adamant defender of the Constitution, acknowledging that the
Constitution is a human document that contains flaws.
question: If the Constitution protects individual rights, does that
imply that the federal government has the authority to restrict the
state governments from violating those rights? And would that not mean
that (contra Rick Santorum) the federal government can overturn a state
law that bans contraception, treating it as a violation of the right to
privacy? One could argue that the right to privacy had nothing to do
with contraception, but rather pertains to banning unreasonable searches
and seizures (Amendment 4 to the Bill of Rights). Perhaps the answer
hinges on what the un-enumerated rights mentioned in Amendment 9 to the
Bill of Rights could be.
See the discussion on The West Wing about the right to privacy here.
(UPDATE: On pages 123-124, Paul says that the Bill of Rights was originally intended to restrain the federal government.)
2. On pages 74-75, Paul says regarding
anti-discrimination laws (which he supports when they prohibit the
government from discriminating, but opposes when it comes to private
"The idea here is that if people are
left to their own devices, they will always and everywhere choose
homogeneity in their social associations. I can't imagine a stranger
view of the human condition. To me it demonstrates that the supporters
of antidiscrimination have an extremely low view of people and their
I myself am skeptical about human nature.

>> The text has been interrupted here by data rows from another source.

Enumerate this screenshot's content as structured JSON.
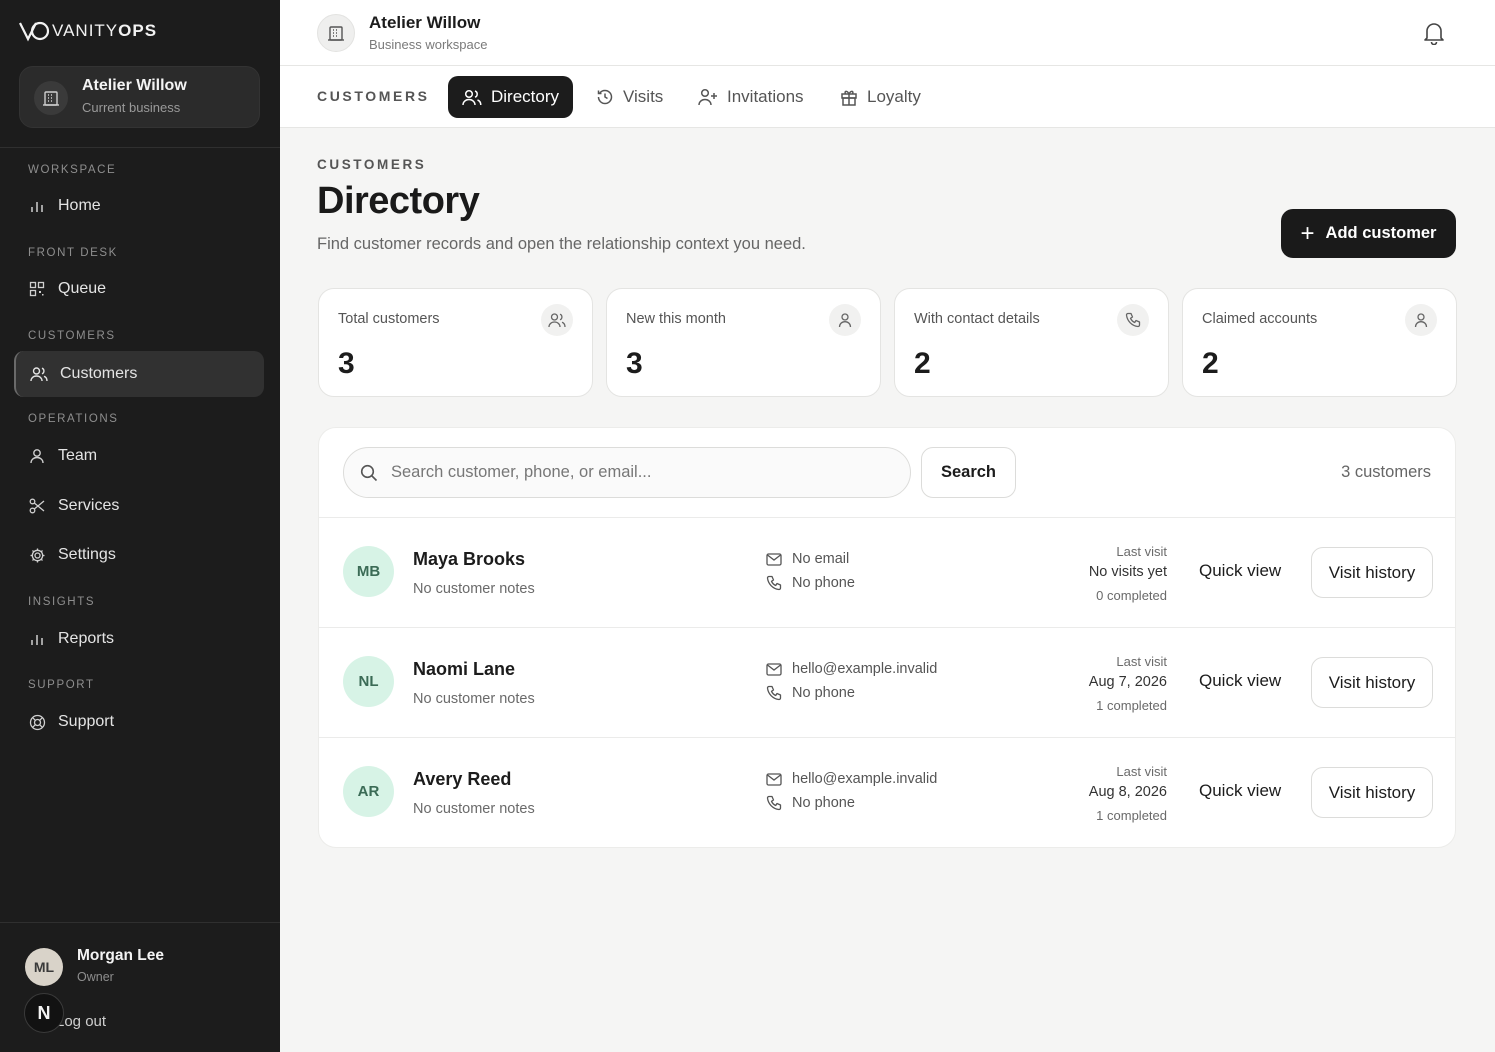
{
  "brand": {
    "logo_left": "VANITY",
    "logo_right": "OPS"
  },
  "sidebar": {
    "business": {
      "name": "Atelier Willow",
      "sub": "Current business"
    },
    "sections": [
      {
        "label": "WORKSPACE",
        "items": [
          {
            "label": "Home",
            "icon": "bar-chart-icon"
          }
        ]
      },
      {
        "label": "FRONT DESK",
        "items": [
          {
            "label": "Queue",
            "icon": "qr-grid-icon"
          }
        ]
      },
      {
        "label": "CUSTOMERS",
        "items": [
          {
            "label": "Customers",
            "icon": "users-icon",
            "active": true
          }
        ]
      },
      {
        "label": "OPERATIONS",
        "items": [
          {
            "label": "Team",
            "icon": "user-icon"
          },
          {
            "label": "Services",
            "icon": "scissors-icon"
          },
          {
            "label": "Settings",
            "icon": "gear-icon"
          }
        ]
      },
      {
        "label": "INSIGHTS",
        "items": [
          {
            "label": "Reports",
            "icon": "bar-chart-icon"
          }
        ]
      },
      {
        "label": "SUPPORT",
        "items": [
          {
            "label": "Support",
            "icon": "lifebuoy-icon"
          }
        ]
      }
    ],
    "user": {
      "initials": "ML",
      "name": "Morgan Lee",
      "role": "Owner",
      "badge": "N",
      "logout": "Log out"
    }
  },
  "header": {
    "title": "Atelier Willow",
    "subtitle": "Business workspace"
  },
  "tabs": {
    "heading": "CUSTOMERS",
    "items": [
      {
        "label": "Directory",
        "icon": "users-icon",
        "active": true
      },
      {
        "label": "Visits",
        "icon": "history-icon"
      },
      {
        "label": "Invitations",
        "icon": "user-plus-icon"
      },
      {
        "label": "Loyalty",
        "icon": "gift-icon"
      }
    ]
  },
  "main": {
    "eyebrow": "CUSTOMERS",
    "title": "Directory",
    "subtitle": "Find customer records and open the relationship context you need.",
    "add_button": "Add customer"
  },
  "stats": [
    {
      "label": "Total customers",
      "value": "3",
      "icon": "users-icon"
    },
    {
      "label": "New this month",
      "value": "3",
      "icon": "user-icon"
    },
    {
      "label": "With contact details",
      "value": "2",
      "icon": "phone-icon"
    },
    {
      "label": "Claimed accounts",
      "value": "2",
      "icon": "user-icon"
    }
  ],
  "search": {
    "placeholder": "Search customer, phone, or email...",
    "button": "Search",
    "count": "3 customers"
  },
  "customers": [
    {
      "initials": "MB",
      "name": "Maya Brooks",
      "notes": "No customer notes",
      "email": "No email",
      "phone": "No phone",
      "last_visit_label": "Last visit",
      "last_visit": "No visits yet",
      "completed": "0 completed",
      "quick": "Quick view",
      "history": "Visit history"
    },
    {
      "initials": "NL",
      "name": "Naomi Lane",
      "notes": "No customer notes",
      "email": "hello@example.invalid",
      "phone": "No phone",
      "last_visit_label": "Last visit",
      "last_visit": "Aug 7, 2026",
      "completed": "1 completed",
      "quick": "Quick view",
      "history": "Visit history"
    },
    {
      "initials": "AR",
      "name": "Avery Reed",
      "notes": "No customer notes",
      "email": "hello@example.invalid",
      "phone": "No phone",
      "last_visit_label": "Last visit",
      "last_visit": "Aug 8, 2026",
      "completed": "1 completed",
      "quick": "Quick view",
      "history": "Visit history"
    }
  ]
}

I think that
there are many people who mean well, but there are also prejudices that
lock the door of opportunity to people who are different. Consequently,
I support anti-discrimination legislation.